We have studied the induction of neutralizing antibodies by in vivo expression of the human immunodeficiency virus type 1 (HIV-1) envelope by using a Venezuelan equine encephalitis virus (VEE) replicon system with mice and rabbits. The HIV-1 envelope, clone R2, has broad sensitivity to cross-reactive neutralization and was obtained from a donor with broadly cross-reactive, primary virus-neutralizing antibodies (donor of reference serum, HIV-1-neutralizing serum 2 [HNS2]). It was expressed as gp160, as secreted gp140, and as gp160ΔCT with the cytoplasmic tail deleted. gp140 was expressed in vitro at a high level and was predominantly uncleaved oligomer. gp160ΔCT was released by cells in the form of membrane-bound vesicles. gp160ΔCT induced stronger neutralizing responses than the other forms.
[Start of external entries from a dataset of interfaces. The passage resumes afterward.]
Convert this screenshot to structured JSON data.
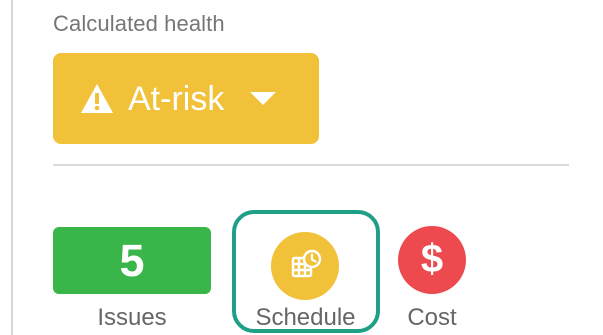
{
  "health": {
    "label": "Calculated health",
    "status": "At-risk",
    "status_color": "#f0c139",
    "warning_icon": "warning-icon",
    "dropdown_icon": "chevron-down-icon"
  },
  "metrics": {
    "issues": {
      "count": "5",
      "label": "Issues",
      "color": "#3ab54a"
    },
    "schedule": {
      "label": "Schedule",
      "icon": "calendar-clock-icon",
      "color": "#f0c139",
      "selected": true,
      "highlight_color": "#1f9f86"
    },
    "cost": {
      "icon_text": "$",
      "label": "Cost",
      "icon": "dollar-icon",
      "color": "#ec4a4e"
    }
  }
}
Use of a helper plasmid for replicon particle packaging, in which the VEE envelope gene comprised a wild-type rather than a host range-adapted sequence, also enhanced immunogenicity. Neutralizing activity fractionated with immunoglobulin G. This activity was cross-reactive among a panel of five nonhomologous primary clade B strains and a Chinese clade C strain and minimally reactive against a Chinese clade E (circulating recombinant form 1) strain. The comparative neutralization of these strains by immune mouse sera was similar to the relative neutralizing effects of HNS2, and responses induced in rabbits were similar to those induced in mice. Together, these results demonstrate that neutralizing antibody responses can be induced in mice within 2 to 3 months that are similar in potency and cross-reactivity to those found in the chronically infected, long-term nonprogressive donor of HNS2. These findings support the expectation that induction of highly cross-reactive HIV-1 primary virus-neutralizing activity by vaccination may be realized.
ASJC Scopus subject areas
- Insect Science